Peru was the home of many civilizations in the era before Columbus paved the way for European exploration of the South American continent in the late 15th century. In the same time period that archeologists estimate the origins of the recently discovered ancient temple in the northwestern Zana region, Peru was populated by the Norte Chico civilization. The Norte Chico are believed by many historians and archeologists to be the first to settle in the Americas.

Incan Architecture Was No Anomaly

The Norte Chico constructed numerous temples and burial pyramids across modern-day Peru for more than three thousand years. The heaviest concentration of these peoples was in the north-central part of the country, near the waters of the Pacific Ocean. They appeared to have thrived in this area until 1800 B.C.E when their settlements were mysteriously abandoned.

The newly discovered ancient temple might be connected to the Norte Chico. Regardless, the discoveries of temple ruins that date back thousands of years gives further evidence that the highly regarded Incan architecture in the area wasn’t an anomaly, as cultures that existed long before having been revealed to have constructed architectural marvels with primitive tools.

Better Understanding Of Ancient Cultures

The team that excavated the ancient temple was under the careful supervision of the Peruvian Ministry of Culture. Under the bureau’s Decentralized Directorate of Culture of Lambayeque, studies are performed and digs undertaken in order to better understand and document the “emergence, evolution, and development” of the La Otra Banda and Ucupe peoples that occupied modern day Peru from 3,000 B.C.E. to the late first millennium C.E.

More To Come

While the dig continues, radiocarbon dating will be performed to further validate the findings.

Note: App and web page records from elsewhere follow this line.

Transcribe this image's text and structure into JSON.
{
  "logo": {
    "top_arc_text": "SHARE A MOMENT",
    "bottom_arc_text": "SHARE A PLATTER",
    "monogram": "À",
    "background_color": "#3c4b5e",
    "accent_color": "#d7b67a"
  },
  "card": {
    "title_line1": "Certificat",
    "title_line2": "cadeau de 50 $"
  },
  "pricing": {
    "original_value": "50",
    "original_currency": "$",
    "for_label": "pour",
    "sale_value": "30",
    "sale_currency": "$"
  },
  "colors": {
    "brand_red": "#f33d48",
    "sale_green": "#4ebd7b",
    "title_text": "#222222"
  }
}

As for what else is waiting to be found underneath thousands of years of soil deposits, time will surely tell.